**Records to use:**
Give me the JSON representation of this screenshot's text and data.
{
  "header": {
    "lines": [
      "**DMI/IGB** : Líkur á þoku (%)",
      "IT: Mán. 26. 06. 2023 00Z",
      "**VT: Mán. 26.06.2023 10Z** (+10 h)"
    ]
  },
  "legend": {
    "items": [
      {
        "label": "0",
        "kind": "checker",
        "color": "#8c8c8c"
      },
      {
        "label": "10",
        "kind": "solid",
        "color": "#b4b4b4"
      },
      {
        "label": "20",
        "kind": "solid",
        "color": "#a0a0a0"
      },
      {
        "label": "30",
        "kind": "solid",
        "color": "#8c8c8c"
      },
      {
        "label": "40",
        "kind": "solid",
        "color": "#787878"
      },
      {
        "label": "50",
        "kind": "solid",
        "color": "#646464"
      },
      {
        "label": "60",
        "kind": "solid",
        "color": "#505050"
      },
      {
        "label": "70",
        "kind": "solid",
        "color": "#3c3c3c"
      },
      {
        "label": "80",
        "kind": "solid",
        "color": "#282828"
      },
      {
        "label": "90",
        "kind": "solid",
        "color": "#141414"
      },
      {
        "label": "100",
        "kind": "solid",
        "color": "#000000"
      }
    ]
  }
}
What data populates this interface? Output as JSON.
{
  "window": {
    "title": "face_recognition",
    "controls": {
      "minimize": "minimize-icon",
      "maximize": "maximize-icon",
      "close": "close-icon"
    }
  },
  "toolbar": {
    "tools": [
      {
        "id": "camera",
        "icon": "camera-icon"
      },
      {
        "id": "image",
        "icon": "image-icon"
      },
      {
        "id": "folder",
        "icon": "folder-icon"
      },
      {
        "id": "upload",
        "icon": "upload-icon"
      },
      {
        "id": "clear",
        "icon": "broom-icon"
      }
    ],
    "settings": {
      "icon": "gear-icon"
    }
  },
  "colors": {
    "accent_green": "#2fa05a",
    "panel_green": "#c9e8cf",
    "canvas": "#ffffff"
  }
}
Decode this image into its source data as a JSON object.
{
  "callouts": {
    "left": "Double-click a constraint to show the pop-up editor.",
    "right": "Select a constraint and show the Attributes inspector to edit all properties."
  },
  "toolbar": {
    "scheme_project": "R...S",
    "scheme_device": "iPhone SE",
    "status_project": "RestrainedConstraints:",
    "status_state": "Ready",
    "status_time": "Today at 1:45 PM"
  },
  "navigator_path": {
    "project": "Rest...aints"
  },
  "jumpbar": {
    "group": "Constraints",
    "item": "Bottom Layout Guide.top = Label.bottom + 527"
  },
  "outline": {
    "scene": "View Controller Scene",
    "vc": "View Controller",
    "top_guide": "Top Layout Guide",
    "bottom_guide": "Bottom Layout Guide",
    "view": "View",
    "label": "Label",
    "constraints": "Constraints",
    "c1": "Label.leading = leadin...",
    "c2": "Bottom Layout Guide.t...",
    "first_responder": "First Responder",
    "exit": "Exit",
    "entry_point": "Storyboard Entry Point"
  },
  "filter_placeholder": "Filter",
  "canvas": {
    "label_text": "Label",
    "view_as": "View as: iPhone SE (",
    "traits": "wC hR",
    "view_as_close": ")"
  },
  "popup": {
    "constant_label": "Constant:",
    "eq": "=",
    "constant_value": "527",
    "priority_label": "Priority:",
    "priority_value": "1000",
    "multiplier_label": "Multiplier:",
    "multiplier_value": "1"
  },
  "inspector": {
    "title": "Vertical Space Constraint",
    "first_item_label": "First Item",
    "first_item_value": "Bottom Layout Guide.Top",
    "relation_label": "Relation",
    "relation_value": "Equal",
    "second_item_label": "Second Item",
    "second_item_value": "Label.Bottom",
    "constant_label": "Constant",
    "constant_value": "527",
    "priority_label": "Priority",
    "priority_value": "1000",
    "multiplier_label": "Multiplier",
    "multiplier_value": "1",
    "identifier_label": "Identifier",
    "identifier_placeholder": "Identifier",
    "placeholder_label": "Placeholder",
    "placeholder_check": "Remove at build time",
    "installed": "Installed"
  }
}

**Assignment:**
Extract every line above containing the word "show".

**Solution to the exercise:**
    "left": "Double-click a constraint to show the pop-up editor.",
    "right": "Select a constraint and show the Attributes inspector to edit all properties."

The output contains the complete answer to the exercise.